The couple moved first to the United Arab Emirates, where their son Humayun was born, and then to the US in 1980. They settled in Massachusetts, where Khizr earned an LLM degree from Harvard Law School. The family then moved to Maryland, where Khizr worked as a legal consultant.
Their middle child, Humayun, was a US Army captain who served in Iraq during the Iraq War. In 2004, he was killed in Baqubah, Iraq, in an explosion. He had ordered his unit to take cover as he stepped forward to engage a suspicious vehicle, which was later found to be carrying over 200 pounds of explosives.
On July 28, the final day of the 2016 Democratic National Convention, Khizr, accompanied by Ghazala, gave a speech about their son Humayun, during which he harshly criticised Republican nominee for president Donald Trump. Khan took issue with several of Trump’s policies, including his proposed ban on Muslim immigration. Many news outlets focused on two passages from the speech in particular:
Donald Trump, you are asking Americans to trust you with their future. Let me ask you, have you even read the US Constitution? I will gladly lend you my copy. In this document, look for the words “liberty” and “equal protection of law.”
Have you ever been to Arlington cemetery? Go look at the graves of brave patriots who died defending the US. You will see all faiths, genders, and ethnicity. You have sacrificed nothing -- and no one.
When Khizr offered to lend Trump his copy of the Constitution, he pulled from his pocket a worn small version that he has carried for years, in what the Washington Post called the most memorable image from the DNC. Khan said afterwards that the gesture was unplanned, and that he ad-libbed the sentence about lending Trump his copy upon realising he had it in his pocket. Following the speech, sales of pocket Constitutions spiked, with one 2005 edition rising to the second position on Amazon.com’s best sellers list.
New York magazine’s Andrew Sullivan declared the speech “the fulcrum of this election,” and one minute after it had ended, a spike in searches for “register to vote” was seen on Google.
Aftermath of speech
Asked about the content of the speech in an interview with ABC News, Trump suggested that Hillary Clinton’s campaign staff had written the speech (according to the Khans, it was they who wrote it), and disputed the charge that he has not made sacrifices, saying,
“I think I’ve made a lot of sacrifices...I’ve created thousands and thousands of jobs, tens of thousands of jobs, built great structures. I’ve had tremendous success. I think I’ve done a lot.” Trump also remarked on Ghazala’s presence on stage: “If you look at his wife, she was standing there. She had nothing to say. [Maybe] she wasn’t allowed to have anything to say. You tell me.”
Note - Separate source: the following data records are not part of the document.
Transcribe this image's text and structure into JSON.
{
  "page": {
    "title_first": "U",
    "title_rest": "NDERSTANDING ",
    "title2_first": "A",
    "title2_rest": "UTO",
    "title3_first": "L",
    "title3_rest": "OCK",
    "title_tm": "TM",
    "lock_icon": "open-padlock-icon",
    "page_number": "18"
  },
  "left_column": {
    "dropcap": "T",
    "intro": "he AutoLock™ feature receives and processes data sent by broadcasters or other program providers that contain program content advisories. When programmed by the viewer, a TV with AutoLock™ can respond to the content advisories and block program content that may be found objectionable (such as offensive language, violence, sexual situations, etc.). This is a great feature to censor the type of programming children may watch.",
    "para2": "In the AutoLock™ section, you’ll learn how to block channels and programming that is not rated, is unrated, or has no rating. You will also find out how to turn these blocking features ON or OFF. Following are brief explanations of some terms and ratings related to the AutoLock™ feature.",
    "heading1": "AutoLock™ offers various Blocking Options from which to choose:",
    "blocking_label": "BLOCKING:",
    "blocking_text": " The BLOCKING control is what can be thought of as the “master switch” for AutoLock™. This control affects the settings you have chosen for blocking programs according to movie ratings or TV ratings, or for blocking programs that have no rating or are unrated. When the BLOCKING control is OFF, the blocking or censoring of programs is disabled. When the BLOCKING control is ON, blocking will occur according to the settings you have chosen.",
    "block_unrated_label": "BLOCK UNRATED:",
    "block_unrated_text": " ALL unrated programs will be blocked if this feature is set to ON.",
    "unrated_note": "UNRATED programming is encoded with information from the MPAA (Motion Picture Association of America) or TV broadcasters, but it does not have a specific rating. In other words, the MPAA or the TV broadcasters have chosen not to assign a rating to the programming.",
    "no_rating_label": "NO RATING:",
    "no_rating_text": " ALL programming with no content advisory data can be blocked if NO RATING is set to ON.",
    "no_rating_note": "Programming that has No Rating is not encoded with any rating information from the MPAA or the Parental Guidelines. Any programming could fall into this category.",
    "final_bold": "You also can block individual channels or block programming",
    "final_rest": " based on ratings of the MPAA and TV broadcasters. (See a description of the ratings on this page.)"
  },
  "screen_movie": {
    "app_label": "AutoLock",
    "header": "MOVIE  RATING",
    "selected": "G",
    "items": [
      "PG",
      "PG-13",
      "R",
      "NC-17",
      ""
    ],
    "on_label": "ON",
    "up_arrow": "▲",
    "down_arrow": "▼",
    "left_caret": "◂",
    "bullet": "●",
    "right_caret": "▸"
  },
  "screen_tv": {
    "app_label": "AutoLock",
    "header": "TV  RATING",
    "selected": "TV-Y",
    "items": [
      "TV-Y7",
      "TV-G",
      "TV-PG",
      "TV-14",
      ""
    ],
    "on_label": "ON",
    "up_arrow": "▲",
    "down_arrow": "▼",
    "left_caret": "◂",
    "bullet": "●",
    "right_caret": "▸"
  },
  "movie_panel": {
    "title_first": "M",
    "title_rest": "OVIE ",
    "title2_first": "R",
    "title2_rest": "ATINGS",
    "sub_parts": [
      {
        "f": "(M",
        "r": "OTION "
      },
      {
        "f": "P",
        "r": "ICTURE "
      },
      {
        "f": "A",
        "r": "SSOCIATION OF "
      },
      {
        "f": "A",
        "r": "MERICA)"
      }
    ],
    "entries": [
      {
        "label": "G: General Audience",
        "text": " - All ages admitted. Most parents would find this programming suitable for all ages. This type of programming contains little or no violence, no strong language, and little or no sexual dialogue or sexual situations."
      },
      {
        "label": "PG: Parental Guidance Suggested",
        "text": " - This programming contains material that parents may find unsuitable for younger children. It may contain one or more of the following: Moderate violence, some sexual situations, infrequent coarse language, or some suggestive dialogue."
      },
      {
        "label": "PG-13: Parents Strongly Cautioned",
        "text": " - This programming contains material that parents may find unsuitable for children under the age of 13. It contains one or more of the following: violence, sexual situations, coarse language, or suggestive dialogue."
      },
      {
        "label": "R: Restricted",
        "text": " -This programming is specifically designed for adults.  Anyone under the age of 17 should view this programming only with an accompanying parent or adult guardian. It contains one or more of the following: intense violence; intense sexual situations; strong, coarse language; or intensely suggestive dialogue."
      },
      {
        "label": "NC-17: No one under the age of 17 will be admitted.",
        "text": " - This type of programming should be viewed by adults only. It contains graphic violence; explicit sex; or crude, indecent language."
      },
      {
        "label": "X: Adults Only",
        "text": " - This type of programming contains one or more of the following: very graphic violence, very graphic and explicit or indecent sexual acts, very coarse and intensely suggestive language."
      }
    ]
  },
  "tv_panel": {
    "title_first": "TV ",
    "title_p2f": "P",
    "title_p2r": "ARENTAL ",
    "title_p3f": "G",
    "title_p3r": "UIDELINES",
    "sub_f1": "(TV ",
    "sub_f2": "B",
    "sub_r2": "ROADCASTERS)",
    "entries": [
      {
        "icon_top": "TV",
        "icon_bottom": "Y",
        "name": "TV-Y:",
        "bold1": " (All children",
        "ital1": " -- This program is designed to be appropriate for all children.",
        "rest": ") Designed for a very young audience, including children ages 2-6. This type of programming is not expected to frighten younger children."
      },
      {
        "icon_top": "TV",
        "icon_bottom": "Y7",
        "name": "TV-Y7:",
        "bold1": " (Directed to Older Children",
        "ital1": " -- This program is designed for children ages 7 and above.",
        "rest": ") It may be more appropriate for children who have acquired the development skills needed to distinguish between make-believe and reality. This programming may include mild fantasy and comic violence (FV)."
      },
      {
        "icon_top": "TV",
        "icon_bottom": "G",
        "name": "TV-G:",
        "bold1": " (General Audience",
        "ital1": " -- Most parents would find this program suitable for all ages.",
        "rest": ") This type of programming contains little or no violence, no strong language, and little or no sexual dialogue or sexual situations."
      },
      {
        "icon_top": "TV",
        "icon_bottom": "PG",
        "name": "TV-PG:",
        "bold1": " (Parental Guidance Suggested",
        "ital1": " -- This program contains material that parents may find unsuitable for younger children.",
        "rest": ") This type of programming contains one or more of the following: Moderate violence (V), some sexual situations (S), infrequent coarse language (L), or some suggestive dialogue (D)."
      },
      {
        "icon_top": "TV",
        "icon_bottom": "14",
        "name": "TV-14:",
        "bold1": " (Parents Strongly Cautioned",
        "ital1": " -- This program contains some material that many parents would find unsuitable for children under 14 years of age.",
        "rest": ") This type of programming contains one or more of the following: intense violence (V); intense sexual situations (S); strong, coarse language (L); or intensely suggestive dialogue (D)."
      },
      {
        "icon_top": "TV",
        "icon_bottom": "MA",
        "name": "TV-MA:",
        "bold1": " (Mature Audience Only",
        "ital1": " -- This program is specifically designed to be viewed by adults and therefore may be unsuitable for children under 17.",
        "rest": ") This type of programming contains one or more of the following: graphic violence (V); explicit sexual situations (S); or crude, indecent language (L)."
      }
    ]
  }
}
Trump’s comments sparked widespread outrage and condemnation from both Democrats and Republicans, and were widely reported in the press. Prominently, Republican Senator John McCain issued a statement in which he expressed his disagreement with Trump’s statement, saying, “While our party has bestowed upon him the nomination, it is not accompanied by unfettered license to defame those who are the best among us.”
The organisation Veterans of Foreign Wars followed with a statement saying, “Election year or not, the VFW will not tolerate anyone berating a Gold Star family member for exercising his or her right of speech or expression.”
Paul Rieckhoff of the Iraq and Afghanistan Veterans of America said that Trump’s comparison of his own sacrifice to families who lost family members in war was “insulting, foolish and ignorant.”
The Jewish War Veterans of the US said that Trump was worthy of “contempt” and said that his remarks on Ghazala Khan were “vile beyond words.” An open letter by over 20 Gold Star families called upon Trump to apologise to the Khans.
Amita Kelly is a digital editor and producer on NPR’s Washington Desk. She executes election, politics, and policy coverage for NPR.org